Definition of Church Planting
Church planting may be defined as initiating reproductive fellowships who reflect the kingdom of God in the world. A number of characteristics of church planting are reflected in this definition.
First, church planting is aimed at the creation of fellowships. The church is the family of God, the body of Christ (Eph. 1:23), a people "belonging to God" (1 Pet. 2:9). These biblical metaphors indicate that the church must become a cohesive body reflecting the qualities of God in an alien world (vv. 11-12). Evangelistic methodologies should not scatter contacts who cannot be molded into bodies of believers; they must focus evangelism in one area for the purpose of creating a community of God. Converts must not be treated merely as individuals but incorporated in the body of Christ. Matayo Lang'at, a Kipsigis evangelist of Kenya, used a farming metaphor to explain why new Christians must work together to become part of a functioning fellowship:
Here in Africa one person cannot cultivate with oxen by himself.

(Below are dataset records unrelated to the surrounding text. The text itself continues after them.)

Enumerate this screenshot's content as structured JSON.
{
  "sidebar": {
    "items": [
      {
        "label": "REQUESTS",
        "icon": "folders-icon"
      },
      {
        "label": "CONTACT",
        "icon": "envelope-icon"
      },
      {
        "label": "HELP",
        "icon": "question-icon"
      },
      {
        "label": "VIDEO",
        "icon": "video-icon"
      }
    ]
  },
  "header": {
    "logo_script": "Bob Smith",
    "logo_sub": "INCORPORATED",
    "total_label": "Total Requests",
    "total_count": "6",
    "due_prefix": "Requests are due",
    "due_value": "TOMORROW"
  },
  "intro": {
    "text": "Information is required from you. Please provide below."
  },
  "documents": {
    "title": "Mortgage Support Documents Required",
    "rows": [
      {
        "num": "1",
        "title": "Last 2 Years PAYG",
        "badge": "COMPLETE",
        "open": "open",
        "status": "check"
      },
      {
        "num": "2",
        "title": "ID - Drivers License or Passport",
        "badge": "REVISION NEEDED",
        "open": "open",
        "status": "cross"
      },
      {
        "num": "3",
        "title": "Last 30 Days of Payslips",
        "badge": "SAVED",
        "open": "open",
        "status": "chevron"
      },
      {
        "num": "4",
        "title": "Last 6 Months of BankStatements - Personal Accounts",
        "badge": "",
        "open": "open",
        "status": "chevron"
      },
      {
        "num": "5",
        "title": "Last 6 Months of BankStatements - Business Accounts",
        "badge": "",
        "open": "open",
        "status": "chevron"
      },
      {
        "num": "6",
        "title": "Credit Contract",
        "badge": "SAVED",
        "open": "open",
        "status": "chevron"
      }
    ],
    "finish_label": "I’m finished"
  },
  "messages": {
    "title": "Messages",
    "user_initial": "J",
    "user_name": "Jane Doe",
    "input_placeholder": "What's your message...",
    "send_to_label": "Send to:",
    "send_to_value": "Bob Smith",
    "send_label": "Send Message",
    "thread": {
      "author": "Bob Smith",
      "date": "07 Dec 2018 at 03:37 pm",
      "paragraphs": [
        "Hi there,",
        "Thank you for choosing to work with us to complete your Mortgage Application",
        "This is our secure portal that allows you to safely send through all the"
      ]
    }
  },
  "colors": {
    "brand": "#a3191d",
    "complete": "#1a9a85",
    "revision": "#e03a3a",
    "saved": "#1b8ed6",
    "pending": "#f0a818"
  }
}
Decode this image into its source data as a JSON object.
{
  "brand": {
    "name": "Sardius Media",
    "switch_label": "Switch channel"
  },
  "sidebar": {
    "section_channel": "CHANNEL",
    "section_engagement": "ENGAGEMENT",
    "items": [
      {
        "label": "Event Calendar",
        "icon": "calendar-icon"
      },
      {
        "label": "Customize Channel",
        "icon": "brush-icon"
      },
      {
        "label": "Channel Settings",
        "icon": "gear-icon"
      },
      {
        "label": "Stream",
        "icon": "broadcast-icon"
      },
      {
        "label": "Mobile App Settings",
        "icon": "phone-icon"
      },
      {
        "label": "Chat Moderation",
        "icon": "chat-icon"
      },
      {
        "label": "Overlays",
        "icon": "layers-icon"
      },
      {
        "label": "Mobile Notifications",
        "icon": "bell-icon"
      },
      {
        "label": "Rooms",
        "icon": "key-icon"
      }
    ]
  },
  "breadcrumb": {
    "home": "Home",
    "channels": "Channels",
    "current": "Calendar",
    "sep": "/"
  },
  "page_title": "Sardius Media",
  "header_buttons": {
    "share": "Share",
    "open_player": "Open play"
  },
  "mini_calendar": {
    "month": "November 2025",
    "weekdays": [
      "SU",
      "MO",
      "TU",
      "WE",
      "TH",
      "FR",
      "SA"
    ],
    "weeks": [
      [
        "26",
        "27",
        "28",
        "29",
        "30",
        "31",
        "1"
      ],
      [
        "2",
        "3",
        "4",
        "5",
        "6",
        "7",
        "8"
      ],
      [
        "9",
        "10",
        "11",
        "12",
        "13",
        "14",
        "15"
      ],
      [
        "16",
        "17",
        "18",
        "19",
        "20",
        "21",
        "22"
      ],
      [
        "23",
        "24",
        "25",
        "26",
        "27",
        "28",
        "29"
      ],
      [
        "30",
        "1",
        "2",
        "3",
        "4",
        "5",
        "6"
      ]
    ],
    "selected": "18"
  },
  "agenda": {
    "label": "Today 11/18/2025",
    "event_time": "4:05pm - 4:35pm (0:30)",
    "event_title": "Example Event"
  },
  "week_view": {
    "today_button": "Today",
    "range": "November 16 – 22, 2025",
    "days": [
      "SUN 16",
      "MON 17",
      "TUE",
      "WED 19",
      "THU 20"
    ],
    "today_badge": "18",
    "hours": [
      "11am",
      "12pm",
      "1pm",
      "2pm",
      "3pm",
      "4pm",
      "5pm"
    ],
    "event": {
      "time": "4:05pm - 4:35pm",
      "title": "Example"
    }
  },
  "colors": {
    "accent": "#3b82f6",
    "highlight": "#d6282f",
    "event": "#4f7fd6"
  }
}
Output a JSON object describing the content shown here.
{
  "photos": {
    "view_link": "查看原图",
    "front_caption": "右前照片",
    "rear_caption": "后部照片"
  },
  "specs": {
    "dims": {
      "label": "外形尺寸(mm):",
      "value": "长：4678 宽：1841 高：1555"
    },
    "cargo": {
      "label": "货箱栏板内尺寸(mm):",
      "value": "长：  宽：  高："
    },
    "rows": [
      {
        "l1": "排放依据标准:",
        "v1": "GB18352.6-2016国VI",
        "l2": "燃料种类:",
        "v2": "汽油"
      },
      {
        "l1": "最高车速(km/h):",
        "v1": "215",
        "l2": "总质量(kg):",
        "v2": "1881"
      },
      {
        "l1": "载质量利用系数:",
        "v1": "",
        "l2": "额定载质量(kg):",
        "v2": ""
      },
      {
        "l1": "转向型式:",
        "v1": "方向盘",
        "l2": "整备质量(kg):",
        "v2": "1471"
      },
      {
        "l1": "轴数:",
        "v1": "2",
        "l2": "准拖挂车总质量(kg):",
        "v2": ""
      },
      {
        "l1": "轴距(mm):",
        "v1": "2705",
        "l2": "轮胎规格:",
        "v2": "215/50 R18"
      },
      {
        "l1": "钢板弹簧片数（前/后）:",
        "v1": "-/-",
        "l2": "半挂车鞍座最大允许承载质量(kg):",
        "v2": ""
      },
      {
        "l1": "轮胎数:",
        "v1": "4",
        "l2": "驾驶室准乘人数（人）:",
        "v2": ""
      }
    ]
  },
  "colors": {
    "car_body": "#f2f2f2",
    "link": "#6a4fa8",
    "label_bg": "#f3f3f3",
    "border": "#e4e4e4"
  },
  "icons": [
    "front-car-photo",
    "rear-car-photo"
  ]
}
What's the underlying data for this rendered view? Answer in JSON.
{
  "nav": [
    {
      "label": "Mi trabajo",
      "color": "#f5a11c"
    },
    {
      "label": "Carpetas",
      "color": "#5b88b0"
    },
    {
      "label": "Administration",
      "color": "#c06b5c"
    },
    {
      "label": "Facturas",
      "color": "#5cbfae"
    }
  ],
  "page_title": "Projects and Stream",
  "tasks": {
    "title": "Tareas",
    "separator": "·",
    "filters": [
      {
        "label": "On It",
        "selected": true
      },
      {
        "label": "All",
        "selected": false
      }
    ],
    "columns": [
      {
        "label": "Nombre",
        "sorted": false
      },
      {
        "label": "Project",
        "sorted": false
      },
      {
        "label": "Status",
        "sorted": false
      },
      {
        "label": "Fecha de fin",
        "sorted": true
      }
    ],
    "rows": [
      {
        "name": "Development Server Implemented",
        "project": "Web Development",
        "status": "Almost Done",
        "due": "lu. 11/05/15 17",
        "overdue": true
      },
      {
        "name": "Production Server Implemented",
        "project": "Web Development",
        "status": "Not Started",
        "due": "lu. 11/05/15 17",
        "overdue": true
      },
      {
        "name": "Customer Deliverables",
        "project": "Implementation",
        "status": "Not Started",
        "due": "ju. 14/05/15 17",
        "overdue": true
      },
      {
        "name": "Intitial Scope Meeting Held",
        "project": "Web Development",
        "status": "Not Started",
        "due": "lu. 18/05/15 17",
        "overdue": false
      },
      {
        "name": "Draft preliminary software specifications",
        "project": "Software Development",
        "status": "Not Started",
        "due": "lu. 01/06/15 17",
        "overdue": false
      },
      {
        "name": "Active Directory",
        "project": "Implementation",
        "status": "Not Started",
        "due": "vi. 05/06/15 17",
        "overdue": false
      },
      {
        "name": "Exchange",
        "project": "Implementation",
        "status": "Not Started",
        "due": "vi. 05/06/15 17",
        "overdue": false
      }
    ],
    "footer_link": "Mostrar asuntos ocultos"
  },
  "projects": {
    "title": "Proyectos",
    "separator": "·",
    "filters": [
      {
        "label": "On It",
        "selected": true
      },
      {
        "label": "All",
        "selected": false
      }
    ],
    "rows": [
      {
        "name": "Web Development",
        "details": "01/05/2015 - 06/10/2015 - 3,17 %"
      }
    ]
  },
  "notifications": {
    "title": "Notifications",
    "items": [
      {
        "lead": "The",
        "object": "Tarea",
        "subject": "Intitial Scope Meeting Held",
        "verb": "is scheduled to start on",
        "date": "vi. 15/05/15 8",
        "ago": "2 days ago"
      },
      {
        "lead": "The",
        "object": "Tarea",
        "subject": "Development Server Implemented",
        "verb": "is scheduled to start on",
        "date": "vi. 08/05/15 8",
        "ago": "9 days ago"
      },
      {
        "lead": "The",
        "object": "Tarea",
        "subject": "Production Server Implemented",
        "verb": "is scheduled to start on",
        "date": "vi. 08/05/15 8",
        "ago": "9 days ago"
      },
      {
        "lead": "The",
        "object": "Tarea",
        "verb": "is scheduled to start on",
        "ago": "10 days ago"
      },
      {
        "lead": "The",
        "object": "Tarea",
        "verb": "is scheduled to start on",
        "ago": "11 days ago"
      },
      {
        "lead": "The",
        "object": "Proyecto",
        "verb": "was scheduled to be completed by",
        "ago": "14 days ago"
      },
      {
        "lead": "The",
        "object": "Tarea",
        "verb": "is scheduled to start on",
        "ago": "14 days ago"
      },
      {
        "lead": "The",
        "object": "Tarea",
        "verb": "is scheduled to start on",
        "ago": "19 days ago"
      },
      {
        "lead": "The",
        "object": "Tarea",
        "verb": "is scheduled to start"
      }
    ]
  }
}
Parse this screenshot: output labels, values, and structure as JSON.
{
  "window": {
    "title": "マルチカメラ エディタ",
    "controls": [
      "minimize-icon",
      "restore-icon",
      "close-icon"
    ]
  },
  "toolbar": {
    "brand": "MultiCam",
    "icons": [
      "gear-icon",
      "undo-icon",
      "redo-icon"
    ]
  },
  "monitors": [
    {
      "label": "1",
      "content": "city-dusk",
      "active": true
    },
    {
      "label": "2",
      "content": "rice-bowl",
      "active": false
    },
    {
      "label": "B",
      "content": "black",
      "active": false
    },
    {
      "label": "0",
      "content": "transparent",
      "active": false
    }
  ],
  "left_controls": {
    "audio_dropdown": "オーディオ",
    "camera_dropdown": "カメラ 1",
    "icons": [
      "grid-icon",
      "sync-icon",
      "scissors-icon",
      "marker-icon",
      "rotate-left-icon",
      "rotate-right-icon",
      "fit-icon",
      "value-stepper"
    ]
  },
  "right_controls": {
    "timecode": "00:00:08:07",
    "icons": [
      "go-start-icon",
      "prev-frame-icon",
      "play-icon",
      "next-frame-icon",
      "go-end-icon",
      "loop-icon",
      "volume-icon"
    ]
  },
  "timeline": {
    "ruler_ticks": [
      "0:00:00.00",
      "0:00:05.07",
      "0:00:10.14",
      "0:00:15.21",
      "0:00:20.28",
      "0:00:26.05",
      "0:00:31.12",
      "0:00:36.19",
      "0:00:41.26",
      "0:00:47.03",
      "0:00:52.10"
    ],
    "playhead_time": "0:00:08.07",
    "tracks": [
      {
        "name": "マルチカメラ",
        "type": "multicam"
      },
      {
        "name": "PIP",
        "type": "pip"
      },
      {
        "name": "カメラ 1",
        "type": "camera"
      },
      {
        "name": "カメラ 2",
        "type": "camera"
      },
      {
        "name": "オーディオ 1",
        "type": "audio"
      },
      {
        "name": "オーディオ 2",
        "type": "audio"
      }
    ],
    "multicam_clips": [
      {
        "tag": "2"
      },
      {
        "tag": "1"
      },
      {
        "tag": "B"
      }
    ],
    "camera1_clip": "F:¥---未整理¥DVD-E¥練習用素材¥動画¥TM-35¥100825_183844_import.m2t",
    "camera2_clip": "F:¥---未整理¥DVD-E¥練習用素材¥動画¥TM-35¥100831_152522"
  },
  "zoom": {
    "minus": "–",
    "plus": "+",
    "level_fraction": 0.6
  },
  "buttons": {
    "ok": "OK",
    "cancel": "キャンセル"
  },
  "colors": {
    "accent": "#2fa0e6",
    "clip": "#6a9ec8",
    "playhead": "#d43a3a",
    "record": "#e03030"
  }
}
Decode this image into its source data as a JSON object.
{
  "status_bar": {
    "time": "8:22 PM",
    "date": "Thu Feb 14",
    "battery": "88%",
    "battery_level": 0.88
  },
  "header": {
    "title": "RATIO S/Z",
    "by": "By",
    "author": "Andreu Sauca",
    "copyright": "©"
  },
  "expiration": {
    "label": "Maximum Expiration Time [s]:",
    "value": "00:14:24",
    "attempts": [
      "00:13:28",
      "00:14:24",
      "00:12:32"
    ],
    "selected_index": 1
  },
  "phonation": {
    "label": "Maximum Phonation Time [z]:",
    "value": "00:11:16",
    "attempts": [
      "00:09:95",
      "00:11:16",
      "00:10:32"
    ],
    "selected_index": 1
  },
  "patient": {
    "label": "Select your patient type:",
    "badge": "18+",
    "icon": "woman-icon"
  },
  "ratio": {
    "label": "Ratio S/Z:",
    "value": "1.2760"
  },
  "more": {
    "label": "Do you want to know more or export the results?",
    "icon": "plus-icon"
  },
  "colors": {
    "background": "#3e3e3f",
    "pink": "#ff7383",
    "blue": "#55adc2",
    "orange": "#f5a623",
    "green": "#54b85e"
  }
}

There must be people in the field to guide the oxen on each side as well as one who holds the plow. Likewise, one cannot be the church by himself. He must call others who are in Christ to work together with him. (Translation from Kipsigis Sermon, 1976)
McGavran concurs: "Would-be disciples must be joyfully built into his body--they must not wander alone in the wilderness" (1990, 7). Too frequently a few new Christians are left to fend for themselves after a short campaign. New converts are led to the Lord and then left before a fellowship of believers has come into existence. These few Christians will likely fall away from God because they have not been incorporated into a fellowship which can mold and guide them in their spiritual journey.
Second, effective church planting focuses on cultivating reproductive fellowships. Many times churches are established without expecting the new converts to teach others. They soon become like mules who cannot germinally reproduce but must return to the original sources, the horse and the donkey, in order to procreate. They are like seedless grapes, delightful to taste but without reproductive power, or the fig tree which Jesus withered because it did not bear fruit (Matt. 21:18-19).
Professor Wendell Broom has graphically described such churches as terminal (Broom 1976, 88-89). Terminal churches may have spiritual vitality but can reproduce only arithmetically (2, 4, 6, 8, 10, 12, 14, 16, 18, etc.). Missionaries are teaching others but not training their converts to become reproductive; they are initiating churches but not preparing leaders of these churches to plant other churches.
Ten missionaries can each plant one church each year. If the churches they plant have terminal life, after ten years their field will have 100 churches. If the missionaries die or return home, the number of churches remains static, for they do not plant other churches. The same ten missionaries, by planting churches that have germinal life, will in ten years have 5,110 churches in their field. If the missionaries die or return home, the churches will continue to multiply, because they have germinal life.